The hard hand of capitalism has struck down the struggling Journal of NIH (National Institutes of Health) Research, a monthly news and features magazine for biomedical researchers. Started in 1989, it ceases publication with the December issue.
Officials at Medical Economics Company of Montvale, New Jersey, the publication's owner, say they closed the unprofitable venture after attempts to find a buyer proved unsuccessful. "We just didn't have enough advertising revenue to support continued publication. It's as simple as that," says company vice president Thomas Rice. The magazine's former editor Deborah Barnes, however, blames the company for not understanding the product it was putting out.

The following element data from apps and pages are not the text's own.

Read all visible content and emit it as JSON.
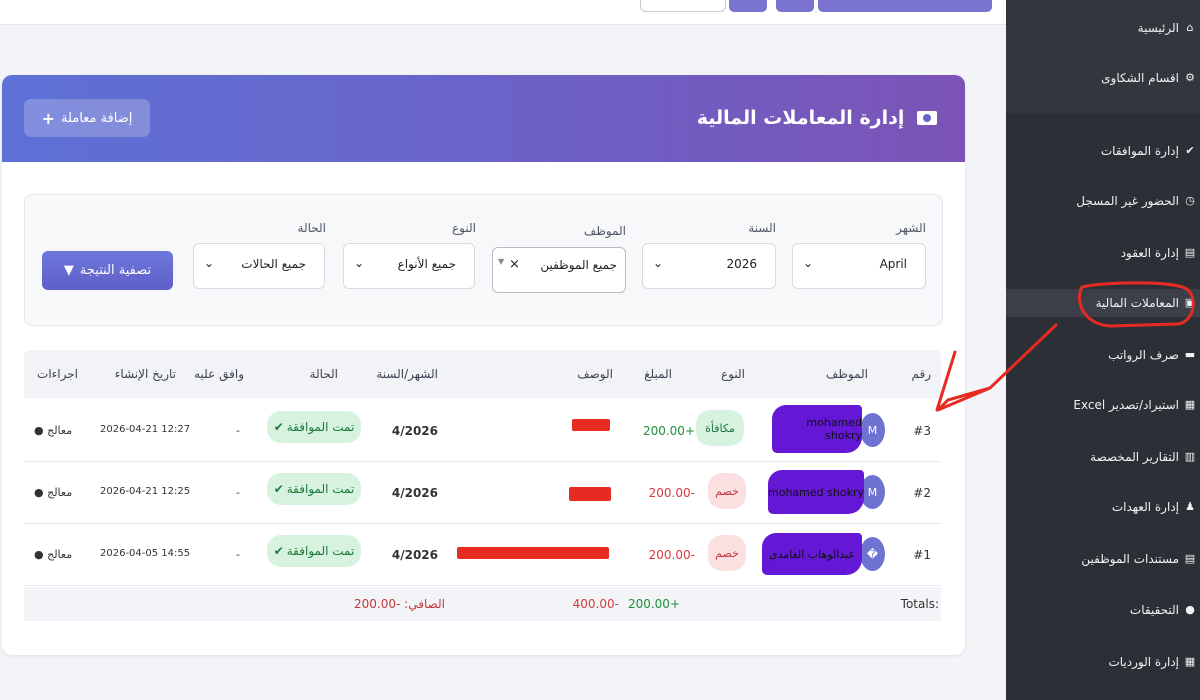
{
  "header": {
    "title": "إدارة المعاملات المالية",
    "add_button": "إضافة معاملة",
    "icon": "money-icon"
  },
  "sidebar": {
    "items": [
      {
        "label": "الرئيسية",
        "icon": "home-icon"
      },
      {
        "label": "اقسام الشكاوى",
        "icon": "sitemap-icon"
      },
      {
        "label": "إدارة الموافقات",
        "icon": "check-circle-icon"
      },
      {
        "label": "الحضور غير المسجل",
        "icon": "clock-icon"
      },
      {
        "label": "إدارة العقود",
        "icon": "file-icon"
      },
      {
        "label": "المعاملات المالية",
        "icon": "money-icon",
        "active": true
      },
      {
        "label": "صرف الرواتب",
        "icon": "wallet-icon"
      },
      {
        "label": "استيراد/تصدير Excel",
        "icon": "excel-icon"
      },
      {
        "label": "التقارير المخصصة",
        "icon": "chart-icon"
      },
      {
        "label": "إدارة العهدات",
        "icon": "users-icon"
      },
      {
        "label": "مستندات الموظفين",
        "icon": "document-icon"
      },
      {
        "label": "التحقيقات",
        "icon": "chat-icon"
      },
      {
        "label": "إدارة الورديات",
        "icon": "calendar-icon"
      }
    ]
  },
  "filters": {
    "month": {
      "label": "الشهر",
      "value": "April"
    },
    "year": {
      "label": "السنة",
      "value": "2026"
    },
    "employee": {
      "label": "الموظف",
      "value": "جميع الموظفين",
      "clear": "×"
    },
    "type": {
      "label": "النوع",
      "value": "جميع الأنواع"
    },
    "status": {
      "label": "الحالة",
      "value": "جميع الحالات"
    },
    "button": "تصفية النتيجة"
  },
  "table": {
    "columns": [
      "رقم",
      "الموظف",
      "النوع",
      "المبلغ",
      "الوصف",
      "الشهر/السنة",
      "الحالة",
      "وافق عليه",
      "تاريخ الإنشاء",
      "اجراءات"
    ],
    "rows": [
      {
        "id": "#3",
        "avatar": "M",
        "employee": "mohamed shokry",
        "type": "مكافأة",
        "type_kind": "bonus",
        "amount": "+200.00",
        "month_year": "4/2026",
        "status": "تمت الموافقة",
        "approved_by": "-",
        "created": "2026-04-21 12:27",
        "action": "معالج"
      },
      {
        "id": "#2",
        "avatar": "M",
        "employee": "mohamed shokry",
        "type": "خصم",
        "type_kind": "deduction",
        "amount": "-200.00",
        "month_year": "4/2026",
        "status": "تمت الموافقة",
        "approved_by": "-",
        "created": "2026-04-21 12:25",
        "action": "معالج"
      },
      {
        "id": "#1",
        "avatar": "�",
        "employee": "عبدالوهاب الغامدي",
        "type": "خصم",
        "type_kind": "deduction",
        "amount": "-200.00",
        "month_year": "4/2026",
        "status": "تمت الموافقة",
        "approved_by": "-",
        "created": "2026-04-05 14:55",
        "action": "معالج"
      }
    ],
    "totals": {
      "label": "Totals:",
      "positive": "+200.00",
      "negative": "-400.00",
      "net": "الصافي: -200.00"
    }
  },
  "colors": {
    "header_gradient_start": "#5d71d6",
    "header_gradient_end": "#7c53b6",
    "sidebar": "#2d2f36",
    "accent": "#6d77da",
    "annotation_red": "#e62b22"
  }
}
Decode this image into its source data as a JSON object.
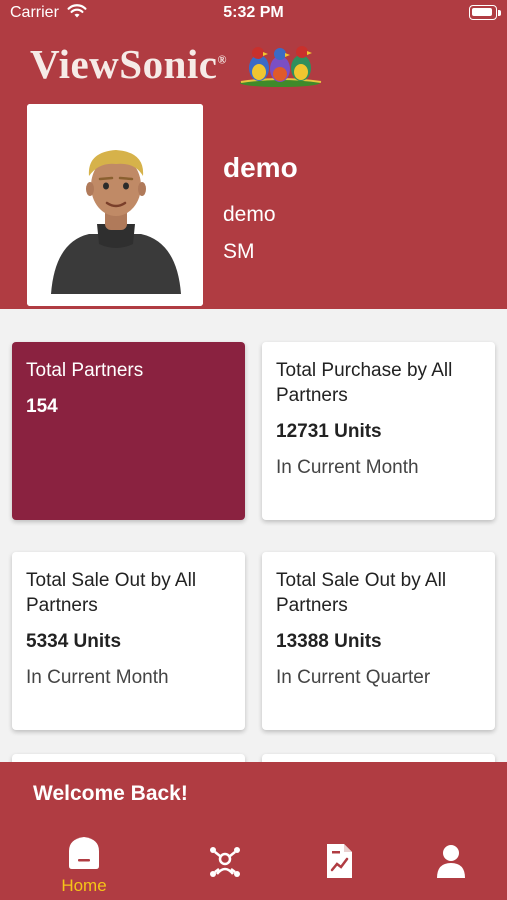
{
  "status_bar": {
    "carrier": "Carrier",
    "time": "5:32 PM"
  },
  "brand": {
    "name": "ViewSonic",
    "trademark": "®"
  },
  "profile": {
    "name": "demo",
    "username": "demo",
    "role": "SM"
  },
  "cards": [
    {
      "title": "Total Partners",
      "value": "154",
      "subtitle": "",
      "highlight": true
    },
    {
      "title": "Total Purchase by All Partners",
      "value": "12731 Units",
      "subtitle": "In Current Month",
      "highlight": false
    },
    {
      "title": "Total Sale Out by All Partners",
      "value": "5334 Units",
      "subtitle": "In Current Month",
      "highlight": false
    },
    {
      "title": "Total Sale Out by All Partners",
      "value": "13388 Units",
      "subtitle": "In Current Quarter",
      "highlight": false
    }
  ],
  "welcome": "Welcome Back!",
  "tabs": [
    {
      "icon": "home-icon",
      "label": "Home",
      "active": true
    },
    {
      "icon": "partners-icon",
      "label": "",
      "active": false
    },
    {
      "icon": "report-icon",
      "label": "",
      "active": false
    },
    {
      "icon": "profile-icon",
      "label": "",
      "active": false
    }
  ],
  "colors": {
    "header": "#b03c42",
    "highlight_card": "#8a2240",
    "active_tab": "#f5c518",
    "background": "#f2f2f2"
  }
}
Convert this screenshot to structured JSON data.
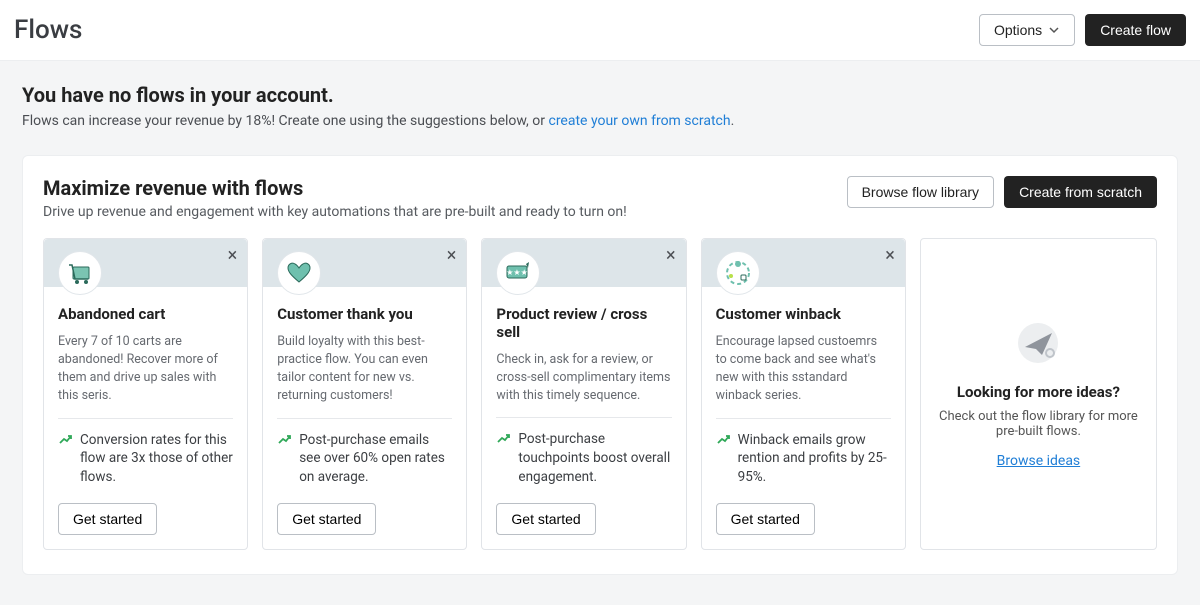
{
  "topbar": {
    "title": "Flows",
    "options_label": "Options",
    "create_label": "Create flow"
  },
  "intro": {
    "heading": "You have no flows in your account.",
    "text_prefix": "Flows can increase your revenue by 18%! Create one using the suggestions below, or ",
    "link_text": "create your own from scratch",
    "text_suffix": "."
  },
  "panel": {
    "heading": "Maximize revenue with flows",
    "subheading": "Drive up revenue and engagement with key automations that are pre-built and ready to turn on!",
    "browse_label": "Browse flow library",
    "scratch_label": "Create from scratch"
  },
  "cards": [
    {
      "title": "Abandoned cart",
      "desc": "Every 7 of 10 carts are abandoned! Recover more of them and drive up sales with this seris.",
      "stat": "Conversion rates for this flow are 3x those of other flows.",
      "cta": "Get started"
    },
    {
      "title": "Customer thank you",
      "desc": "Build loyalty with this best-practice flow. You can even tailor content for new vs. returning customers!",
      "stat": "Post-purchase emails see over 60% open rates on average.",
      "cta": "Get started"
    },
    {
      "title": "Product review / cross sell",
      "desc": "Check in, ask for a review, or cross-sell complimentary items with this timely sequence.",
      "stat": "Post-purchase touchpoints boost overall engagement.",
      "cta": "Get started"
    },
    {
      "title": "Customer winback",
      "desc": "Encourage lapsed custoemrs to come back and see what's new with this sstandard winback series.",
      "stat": "Winback emails grow rention and profits by 25-95%.",
      "cta": "Get started"
    }
  ],
  "more": {
    "heading": "Looking for more ideas?",
    "text": "Check out the flow library for more pre-built flows.",
    "link": "Browse ideas"
  }
}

Despite its bureaucratic title, the Journal of NIH Research was never a government publication. Two former employees of the AAAS (publisher of ScienceNOW), William Miller and Tod Herbers, started it with backing from a group of venture capitalists including theNew Republic's chair Martin Peretz. They hired Barnes away from the Science news staff to be editor. The magazine was sent at no cost to about 35,000 researchers with NIH grants, and the idea was to rely entirely on advertising for income.
But profits never materialized, and the magazine was sold to Medical Economics in 1994. The new owner tried to cut costs by ordering Barnes to pare her six-person staff. She resigned in February 1996 instead. "I don't think [Medical Economics] ever understood what we did, our readers, or how to sell ads in our market," she says.
But if the advertising never made the grade, the editorial product received several journalism awards and good reviews from scientists. An assistant to Rep. John Porter (R-Ill.), chair of a House Appropriations Subcommittee that sets funding levels for NIH, says "It was widely read and respected by many policy makers. I'm sorry to see it go."